_GOAL OF THE EXERCISE_. Write out the records in full, exactly as given, but without the images.

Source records
------------------------------------------------------------
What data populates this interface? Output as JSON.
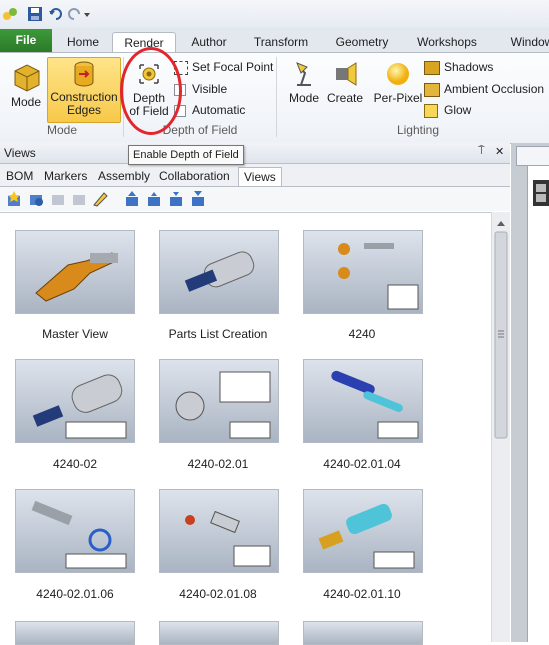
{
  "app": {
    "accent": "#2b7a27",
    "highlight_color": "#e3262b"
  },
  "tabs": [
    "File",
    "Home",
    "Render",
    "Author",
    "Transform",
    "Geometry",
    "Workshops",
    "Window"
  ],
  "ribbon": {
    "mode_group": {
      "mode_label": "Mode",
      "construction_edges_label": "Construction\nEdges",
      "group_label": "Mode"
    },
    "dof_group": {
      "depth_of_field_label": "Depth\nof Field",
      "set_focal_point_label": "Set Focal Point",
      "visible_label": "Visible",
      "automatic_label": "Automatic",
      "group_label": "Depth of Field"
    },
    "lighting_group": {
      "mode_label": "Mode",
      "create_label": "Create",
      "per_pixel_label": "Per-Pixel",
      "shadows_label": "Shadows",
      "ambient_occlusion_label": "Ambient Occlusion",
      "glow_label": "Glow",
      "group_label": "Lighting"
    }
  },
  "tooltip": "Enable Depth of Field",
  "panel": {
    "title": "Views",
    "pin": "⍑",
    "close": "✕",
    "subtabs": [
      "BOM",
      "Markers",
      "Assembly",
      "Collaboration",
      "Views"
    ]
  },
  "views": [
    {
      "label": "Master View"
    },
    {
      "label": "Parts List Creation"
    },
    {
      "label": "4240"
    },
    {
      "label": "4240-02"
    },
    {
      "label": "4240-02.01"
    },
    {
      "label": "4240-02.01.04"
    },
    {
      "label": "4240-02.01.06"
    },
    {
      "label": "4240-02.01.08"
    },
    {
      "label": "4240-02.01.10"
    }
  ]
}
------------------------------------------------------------
_RESPONSE BOX_.
What data populates this interface? Output as JSON.
{
  "app": {
    "accent": "#2b7a27",
    "highlight_color": "#e3262b"
  },
  "tabs": [
    "File",
    "Home",
    "Render",
    "Author",
    "Transform",
    "Geometry",
    "Workshops",
    "Window"
  ],
  "ribbon": {
    "mode_group": {
      "mode_label": "Mode",
      "construction_edges_label": "Construction\nEdges",
      "group_label": "Mode"
    },
    "dof_group": {
      "depth_of_field_label": "Depth\nof Field",
      "set_focal_point_label": "Set Focal Point",
      "visible_label": "Visible",
      "automatic_label": "Automatic",
      "group_label": "Depth of Field"
    },
    "lighting_group": {
      "mode_label": "Mode",
      "create_label": "Create",
      "per_pixel_label": "Per-Pixel",
      "shadows_label": "Shadows",
      "ambient_occlusion_label": "Ambient Occlusion",
      "glow_label": "Glow",
      "group_label": "Lighting"
    }
  },
  "tooltip": "Enable Depth of Field",
  "panel": {
    "title": "Views",
    "pin": "⍑",
    "close": "✕",
    "subtabs": [
      "BOM",
      "Markers",
      "Assembly",
      "Collaboration",
      "Views"
    ]
  },
  "views": [
    {
      "label": "Master View"
    },
    {
      "label": "Parts List Creation"
    },
    {
      "label": "4240"
    },
    {
      "label": "4240-02"
    },
    {
      "label": "4240-02.01"
    },
    {
      "label": "4240-02.01.04"
    },
    {
      "label": "4240-02.01.06"
    },
    {
      "label": "4240-02.01.08"
    },
    {
      "label": "4240-02.01.10"
    }
  ]
}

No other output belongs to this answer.